### Exercise brief
For the word "indexes", give the number of lines in these entries that contain it, with nothing else.

### Input data

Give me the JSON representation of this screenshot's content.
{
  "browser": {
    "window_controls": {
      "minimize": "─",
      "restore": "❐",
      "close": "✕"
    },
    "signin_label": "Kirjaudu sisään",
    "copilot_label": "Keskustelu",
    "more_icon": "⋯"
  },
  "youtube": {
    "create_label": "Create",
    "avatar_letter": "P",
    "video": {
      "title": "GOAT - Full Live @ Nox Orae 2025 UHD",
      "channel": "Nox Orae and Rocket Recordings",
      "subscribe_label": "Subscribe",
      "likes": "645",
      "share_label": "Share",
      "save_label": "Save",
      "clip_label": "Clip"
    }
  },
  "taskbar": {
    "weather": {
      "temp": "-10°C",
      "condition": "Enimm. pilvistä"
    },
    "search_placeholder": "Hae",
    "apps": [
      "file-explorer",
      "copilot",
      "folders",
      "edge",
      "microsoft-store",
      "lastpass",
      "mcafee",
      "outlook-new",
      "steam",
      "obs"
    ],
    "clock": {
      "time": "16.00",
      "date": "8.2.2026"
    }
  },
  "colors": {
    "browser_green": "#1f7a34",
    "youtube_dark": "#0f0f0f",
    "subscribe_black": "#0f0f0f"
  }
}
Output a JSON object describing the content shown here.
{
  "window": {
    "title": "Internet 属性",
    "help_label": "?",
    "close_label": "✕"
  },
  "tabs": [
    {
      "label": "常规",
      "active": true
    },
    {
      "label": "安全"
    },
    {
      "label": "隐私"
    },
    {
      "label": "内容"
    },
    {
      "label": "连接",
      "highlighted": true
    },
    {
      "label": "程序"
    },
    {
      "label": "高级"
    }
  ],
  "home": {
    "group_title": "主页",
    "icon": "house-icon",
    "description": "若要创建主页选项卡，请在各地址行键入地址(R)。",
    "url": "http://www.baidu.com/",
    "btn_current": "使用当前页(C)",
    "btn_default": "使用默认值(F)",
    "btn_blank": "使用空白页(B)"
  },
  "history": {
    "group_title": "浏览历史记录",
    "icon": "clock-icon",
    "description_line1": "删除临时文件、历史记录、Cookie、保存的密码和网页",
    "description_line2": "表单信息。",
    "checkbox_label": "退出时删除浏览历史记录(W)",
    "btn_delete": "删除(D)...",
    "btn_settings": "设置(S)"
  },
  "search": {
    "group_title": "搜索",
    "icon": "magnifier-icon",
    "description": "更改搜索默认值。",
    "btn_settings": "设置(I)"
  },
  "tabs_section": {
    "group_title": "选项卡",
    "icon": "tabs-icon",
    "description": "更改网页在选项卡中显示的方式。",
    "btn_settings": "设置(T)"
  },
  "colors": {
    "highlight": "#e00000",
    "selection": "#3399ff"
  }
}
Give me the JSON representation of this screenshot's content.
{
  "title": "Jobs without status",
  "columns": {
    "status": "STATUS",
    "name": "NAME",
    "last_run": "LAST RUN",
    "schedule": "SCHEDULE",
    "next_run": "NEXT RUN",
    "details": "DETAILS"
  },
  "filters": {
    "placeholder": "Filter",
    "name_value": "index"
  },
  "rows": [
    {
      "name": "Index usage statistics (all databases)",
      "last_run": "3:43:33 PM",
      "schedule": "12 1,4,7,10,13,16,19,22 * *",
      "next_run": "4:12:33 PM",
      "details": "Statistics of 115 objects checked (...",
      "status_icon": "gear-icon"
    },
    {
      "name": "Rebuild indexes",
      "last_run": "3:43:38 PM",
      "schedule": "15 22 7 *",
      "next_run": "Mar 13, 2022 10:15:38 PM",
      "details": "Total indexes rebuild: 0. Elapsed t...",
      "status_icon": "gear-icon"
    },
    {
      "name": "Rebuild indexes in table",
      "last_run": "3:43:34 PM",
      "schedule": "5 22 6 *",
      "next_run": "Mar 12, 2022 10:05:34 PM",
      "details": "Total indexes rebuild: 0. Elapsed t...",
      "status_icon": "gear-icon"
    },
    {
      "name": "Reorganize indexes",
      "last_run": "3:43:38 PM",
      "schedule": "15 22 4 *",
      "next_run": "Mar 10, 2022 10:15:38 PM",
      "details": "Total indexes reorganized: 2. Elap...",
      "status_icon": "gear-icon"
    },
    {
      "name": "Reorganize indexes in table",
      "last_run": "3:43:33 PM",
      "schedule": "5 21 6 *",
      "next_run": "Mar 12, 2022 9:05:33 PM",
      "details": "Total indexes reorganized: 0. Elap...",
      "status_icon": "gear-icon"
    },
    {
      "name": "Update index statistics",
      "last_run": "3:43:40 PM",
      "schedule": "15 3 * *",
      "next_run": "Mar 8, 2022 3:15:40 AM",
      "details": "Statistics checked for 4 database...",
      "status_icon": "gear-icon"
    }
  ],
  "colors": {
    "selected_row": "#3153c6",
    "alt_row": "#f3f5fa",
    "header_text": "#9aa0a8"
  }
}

### Final answer
8